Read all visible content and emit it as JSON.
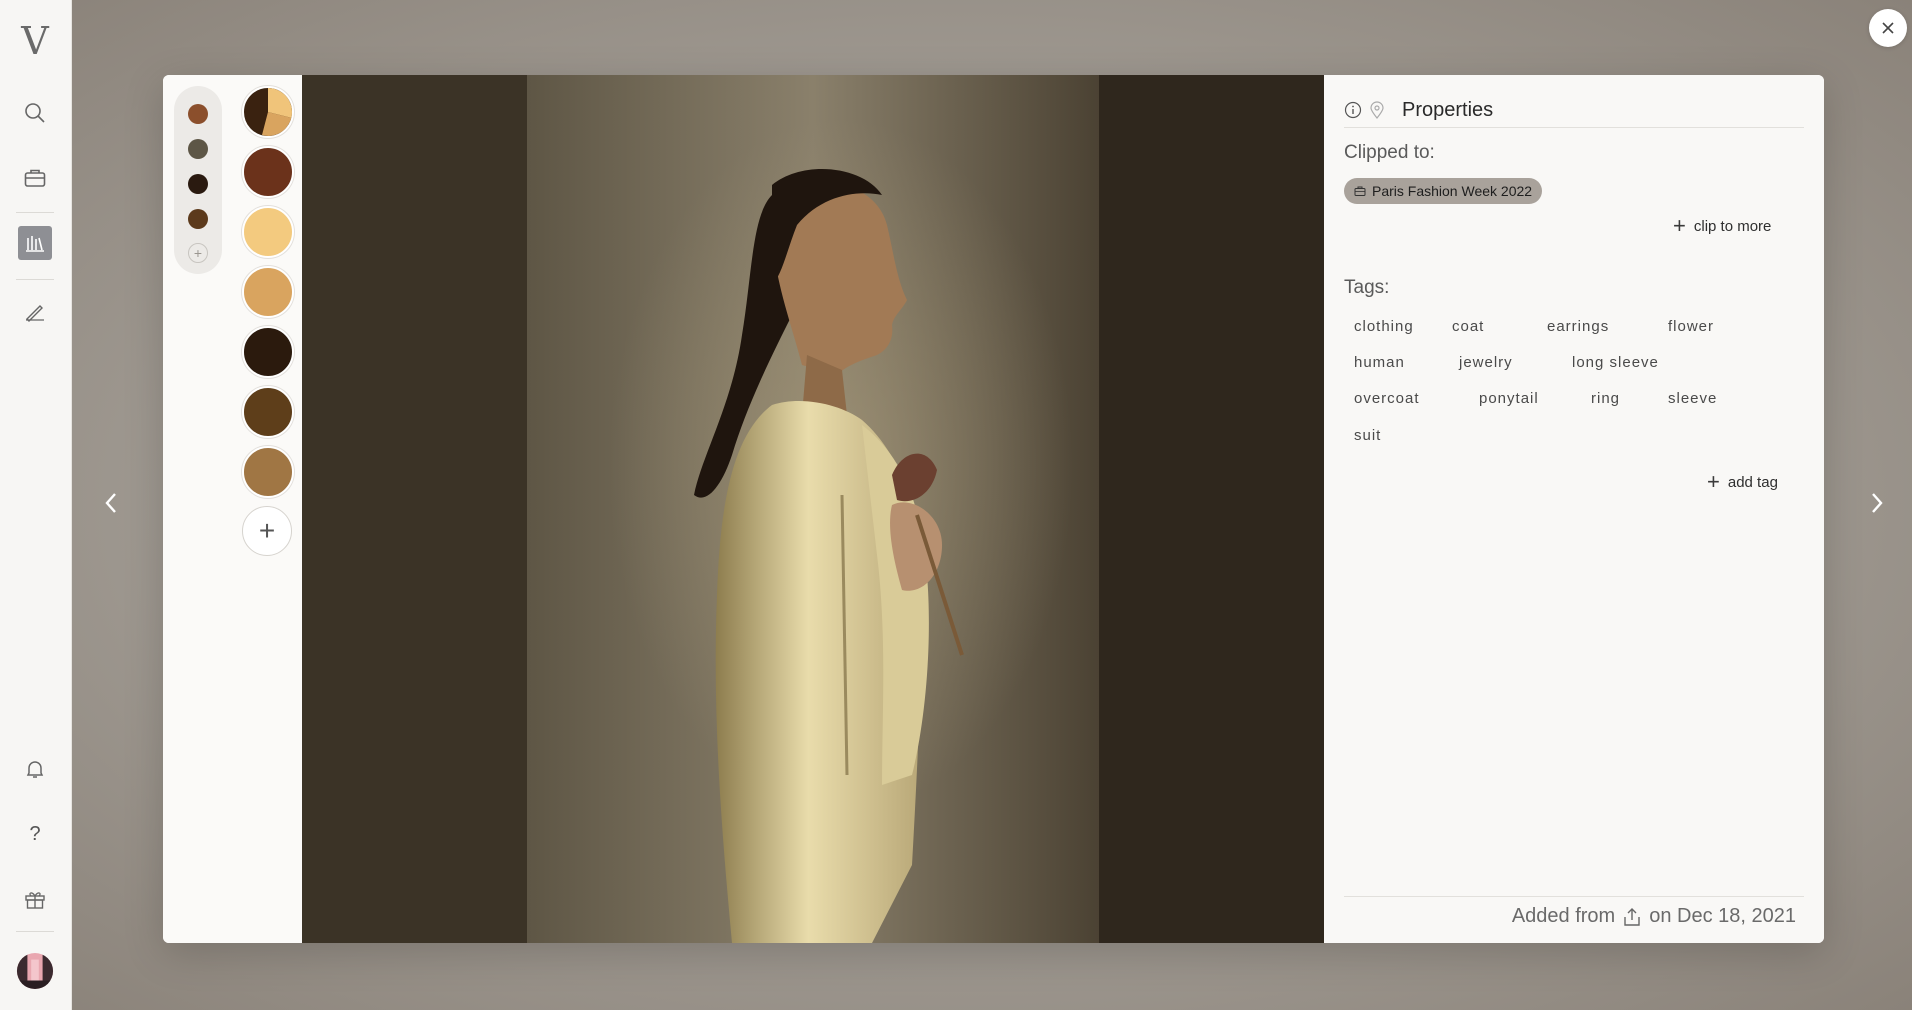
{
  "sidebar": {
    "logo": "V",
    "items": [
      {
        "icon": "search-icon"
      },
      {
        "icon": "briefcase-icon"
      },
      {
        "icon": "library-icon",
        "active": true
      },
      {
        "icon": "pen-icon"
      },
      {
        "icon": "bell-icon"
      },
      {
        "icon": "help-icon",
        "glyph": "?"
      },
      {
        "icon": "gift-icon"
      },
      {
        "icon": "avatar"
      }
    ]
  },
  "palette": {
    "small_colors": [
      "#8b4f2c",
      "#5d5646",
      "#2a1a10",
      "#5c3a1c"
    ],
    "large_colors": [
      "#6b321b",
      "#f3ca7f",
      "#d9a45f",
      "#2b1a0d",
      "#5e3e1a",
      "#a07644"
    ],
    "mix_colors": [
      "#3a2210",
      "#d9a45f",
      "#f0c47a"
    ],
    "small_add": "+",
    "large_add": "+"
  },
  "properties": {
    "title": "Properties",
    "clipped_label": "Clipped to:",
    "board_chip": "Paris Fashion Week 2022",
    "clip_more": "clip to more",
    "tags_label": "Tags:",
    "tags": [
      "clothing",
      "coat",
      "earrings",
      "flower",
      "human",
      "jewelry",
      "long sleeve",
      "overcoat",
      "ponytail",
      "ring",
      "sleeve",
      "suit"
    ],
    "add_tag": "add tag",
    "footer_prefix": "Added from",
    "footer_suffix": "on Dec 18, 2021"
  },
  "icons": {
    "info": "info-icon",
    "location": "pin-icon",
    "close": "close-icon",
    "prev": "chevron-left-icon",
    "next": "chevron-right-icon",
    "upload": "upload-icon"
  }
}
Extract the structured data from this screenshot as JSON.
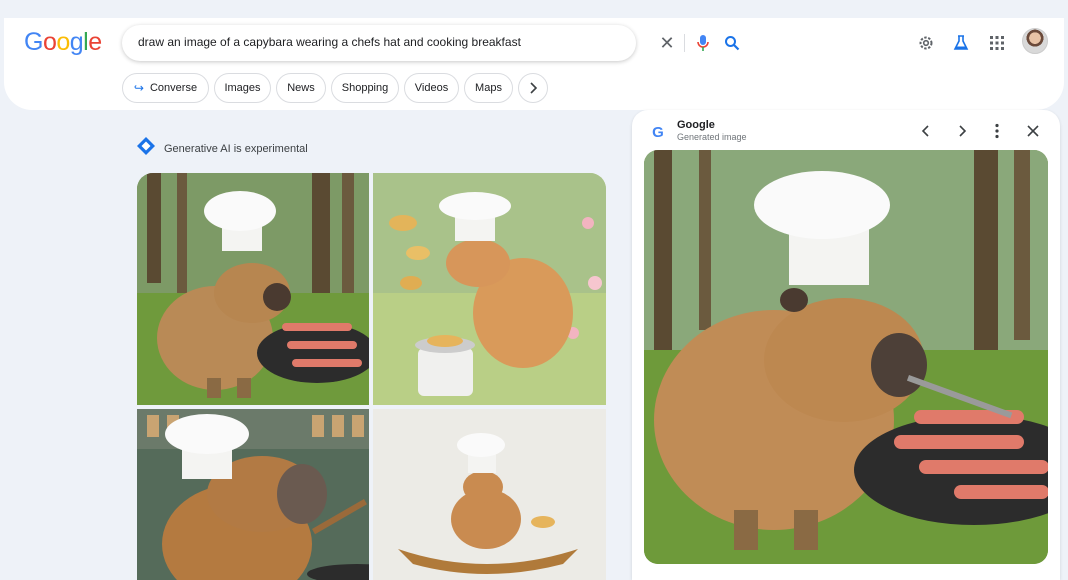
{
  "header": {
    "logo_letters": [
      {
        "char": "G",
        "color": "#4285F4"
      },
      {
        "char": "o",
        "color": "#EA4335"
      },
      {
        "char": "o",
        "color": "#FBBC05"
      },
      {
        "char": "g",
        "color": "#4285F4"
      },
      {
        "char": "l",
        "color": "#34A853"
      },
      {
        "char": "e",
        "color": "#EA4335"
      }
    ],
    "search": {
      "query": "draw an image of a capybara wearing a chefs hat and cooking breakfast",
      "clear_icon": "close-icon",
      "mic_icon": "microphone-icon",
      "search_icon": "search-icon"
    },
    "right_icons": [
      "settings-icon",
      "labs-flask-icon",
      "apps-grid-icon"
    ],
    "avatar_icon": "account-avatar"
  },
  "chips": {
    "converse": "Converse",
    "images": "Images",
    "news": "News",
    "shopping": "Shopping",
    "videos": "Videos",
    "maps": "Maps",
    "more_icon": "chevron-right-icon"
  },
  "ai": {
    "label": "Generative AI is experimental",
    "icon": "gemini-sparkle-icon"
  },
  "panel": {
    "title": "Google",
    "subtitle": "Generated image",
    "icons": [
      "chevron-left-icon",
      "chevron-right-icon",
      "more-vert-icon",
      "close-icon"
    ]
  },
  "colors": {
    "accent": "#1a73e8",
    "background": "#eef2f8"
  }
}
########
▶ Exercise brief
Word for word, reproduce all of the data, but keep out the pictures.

▶ Task solution
Read all visible content and emit it as JSON.
{
  "sidebar": {
    "logo": "V",
    "items": [
      {
        "icon": "search-icon"
      },
      {
        "icon": "briefcase-icon"
      },
      {
        "icon": "library-icon",
        "active": true
      },
      {
        "icon": "pen-icon"
      },
      {
        "icon": "bell-icon"
      },
      {
        "icon": "help-icon",
        "glyph": "?"
      },
      {
        "icon": "gift-icon"
      },
      {
        "icon": "avatar"
      }
    ]
  },
  "palette": {
    "small_colors": [
      "#8b4f2c",
      "#5d5646",
      "#2a1a10",
      "#5c3a1c"
    ],
    "large_colors": [
      "#6b321b",
      "#f3ca7f",
      "#d9a45f",
      "#2b1a0d",
      "#5e3e1a",
      "#a07644"
    ],
    "mix_colors": [
      "#3a2210",
      "#d9a45f",
      "#f0c47a"
    ],
    "small_add": "+",
    "large_add": "+"
  },
  "properties": {
    "title": "Properties",
    "clipped_label": "Clipped to:",
    "board_chip": "Paris Fashion Week 2022",
    "clip_more": "clip to more",
    "tags_label": "Tags:",
    "tags": [
      "clothing",
      "coat",
      "earrings",
      "flower",
      "human",
      "jewelry",
      "long sleeve",
      "overcoat",
      "ponytail",
      "ring",
      "sleeve",
      "suit"
    ],
    "add_tag": "add tag",
    "footer_prefix": "Added from",
    "footer_suffix": "on Dec 18, 2021"
  },
  "icons": {
    "info": "info-icon",
    "location": "pin-icon",
    "close": "close-icon",
    "prev": "chevron-left-icon",
    "next": "chevron-right-icon",
    "upload": "upload-icon"
  }
}
Extract the structured data from this screenshot as JSON.
{
  "header": {
    "logo_letters": [
      {
        "char": "G",
        "color": "#4285F4"
      },
      {
        "char": "o",
        "color": "#EA4335"
      },
      {
        "char": "o",
        "color": "#FBBC05"
      },
      {
        "char": "g",
        "color": "#4285F4"
      },
      {
        "char": "l",
        "color": "#34A853"
      },
      {
        "char": "e",
        "color": "#EA4335"
      }
    ],
    "search": {
      "query": "draw an image of a capybara wearing a chefs hat and cooking breakfast",
      "clear_icon": "close-icon",
      "mic_icon": "microphone-icon",
      "search_icon": "search-icon"
    },
    "right_icons": [
      "settings-icon",
      "labs-flask-icon",
      "apps-grid-icon"
    ],
    "avatar_icon": "account-avatar"
  },
  "chips": {
    "converse": "Converse",
    "images": "Images",
    "news": "News",
    "shopping": "Shopping",
    "videos": "Videos",
    "maps": "Maps",
    "more_icon": "chevron-right-icon"
  },
  "ai": {
    "label": "Generative AI is experimental",
    "icon": "gemini-sparkle-icon"
  },
  "panel": {
    "title": "Google",
    "subtitle": "Generated image",
    "icons": [
      "chevron-left-icon",
      "chevron-right-icon",
      "more-vert-icon",
      "close-icon"
    ]
  },
  "colors": {
    "accent": "#1a73e8",
    "background": "#eef2f8"
  }
}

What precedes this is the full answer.